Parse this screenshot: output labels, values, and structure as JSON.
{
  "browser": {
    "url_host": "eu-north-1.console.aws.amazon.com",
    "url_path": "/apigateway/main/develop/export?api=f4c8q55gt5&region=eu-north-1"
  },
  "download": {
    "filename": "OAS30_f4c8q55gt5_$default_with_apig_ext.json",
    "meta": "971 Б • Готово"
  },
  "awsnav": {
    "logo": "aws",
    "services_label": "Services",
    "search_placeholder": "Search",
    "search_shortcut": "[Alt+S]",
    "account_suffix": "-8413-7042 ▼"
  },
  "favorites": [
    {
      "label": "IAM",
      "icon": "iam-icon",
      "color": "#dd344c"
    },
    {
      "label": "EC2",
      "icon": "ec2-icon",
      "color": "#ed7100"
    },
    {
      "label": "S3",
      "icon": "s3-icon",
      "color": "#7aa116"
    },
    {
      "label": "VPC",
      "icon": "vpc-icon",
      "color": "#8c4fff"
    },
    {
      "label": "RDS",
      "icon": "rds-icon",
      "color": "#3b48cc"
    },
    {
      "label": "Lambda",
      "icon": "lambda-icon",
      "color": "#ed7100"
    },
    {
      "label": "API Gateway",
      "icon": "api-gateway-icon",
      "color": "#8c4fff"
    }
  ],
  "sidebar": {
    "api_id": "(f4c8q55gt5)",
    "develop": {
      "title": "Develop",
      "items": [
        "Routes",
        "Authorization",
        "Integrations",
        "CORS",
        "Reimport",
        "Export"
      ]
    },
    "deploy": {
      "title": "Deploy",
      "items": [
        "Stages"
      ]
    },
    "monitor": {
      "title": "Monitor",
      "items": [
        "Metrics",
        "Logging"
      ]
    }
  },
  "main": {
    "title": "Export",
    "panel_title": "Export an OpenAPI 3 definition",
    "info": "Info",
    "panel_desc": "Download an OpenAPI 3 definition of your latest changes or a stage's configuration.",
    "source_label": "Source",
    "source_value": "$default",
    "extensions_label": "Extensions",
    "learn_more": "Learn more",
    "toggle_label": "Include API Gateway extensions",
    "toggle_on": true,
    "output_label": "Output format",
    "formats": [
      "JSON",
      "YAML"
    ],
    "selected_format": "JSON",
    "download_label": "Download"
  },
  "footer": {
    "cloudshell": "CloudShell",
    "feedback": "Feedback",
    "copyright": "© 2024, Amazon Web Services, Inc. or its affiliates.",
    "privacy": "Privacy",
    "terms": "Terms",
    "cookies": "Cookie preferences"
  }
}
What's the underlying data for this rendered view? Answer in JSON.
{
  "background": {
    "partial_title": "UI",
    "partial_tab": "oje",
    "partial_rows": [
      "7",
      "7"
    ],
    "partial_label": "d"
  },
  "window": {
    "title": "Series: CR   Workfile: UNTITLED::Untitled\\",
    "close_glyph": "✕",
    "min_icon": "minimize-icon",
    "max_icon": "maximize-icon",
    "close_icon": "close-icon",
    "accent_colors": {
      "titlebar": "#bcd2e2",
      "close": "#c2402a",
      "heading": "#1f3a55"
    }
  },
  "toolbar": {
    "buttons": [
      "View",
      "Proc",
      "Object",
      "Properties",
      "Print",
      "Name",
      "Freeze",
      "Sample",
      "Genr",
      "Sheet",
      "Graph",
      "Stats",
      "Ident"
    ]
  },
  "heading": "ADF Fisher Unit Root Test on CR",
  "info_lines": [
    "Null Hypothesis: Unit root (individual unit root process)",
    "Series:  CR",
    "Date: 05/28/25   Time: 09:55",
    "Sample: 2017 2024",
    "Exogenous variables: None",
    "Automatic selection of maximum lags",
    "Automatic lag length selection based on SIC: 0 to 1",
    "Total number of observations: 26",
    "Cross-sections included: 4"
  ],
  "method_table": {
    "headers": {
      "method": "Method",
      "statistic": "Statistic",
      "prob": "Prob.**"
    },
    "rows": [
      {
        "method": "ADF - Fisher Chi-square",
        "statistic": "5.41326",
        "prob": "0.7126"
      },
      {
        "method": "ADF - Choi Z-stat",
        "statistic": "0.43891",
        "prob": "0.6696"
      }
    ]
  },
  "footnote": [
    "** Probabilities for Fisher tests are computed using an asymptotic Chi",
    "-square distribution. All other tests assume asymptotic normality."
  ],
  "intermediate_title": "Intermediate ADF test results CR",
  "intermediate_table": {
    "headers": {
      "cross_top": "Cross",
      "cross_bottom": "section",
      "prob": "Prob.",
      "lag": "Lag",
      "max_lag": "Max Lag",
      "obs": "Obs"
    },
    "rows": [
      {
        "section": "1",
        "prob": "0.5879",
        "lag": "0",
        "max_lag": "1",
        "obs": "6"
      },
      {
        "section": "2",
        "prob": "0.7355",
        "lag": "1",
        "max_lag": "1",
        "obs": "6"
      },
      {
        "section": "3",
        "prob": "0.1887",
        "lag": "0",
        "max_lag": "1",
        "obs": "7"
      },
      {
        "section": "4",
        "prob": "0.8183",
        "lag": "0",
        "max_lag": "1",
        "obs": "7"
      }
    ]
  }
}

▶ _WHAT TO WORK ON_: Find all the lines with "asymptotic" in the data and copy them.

▶ _RESULT OF THIS TASK_:
    "** Probabilities for Fisher tests are computed using an asymptotic Chi",
    "-square distribution. All other tests assume asymptotic normality."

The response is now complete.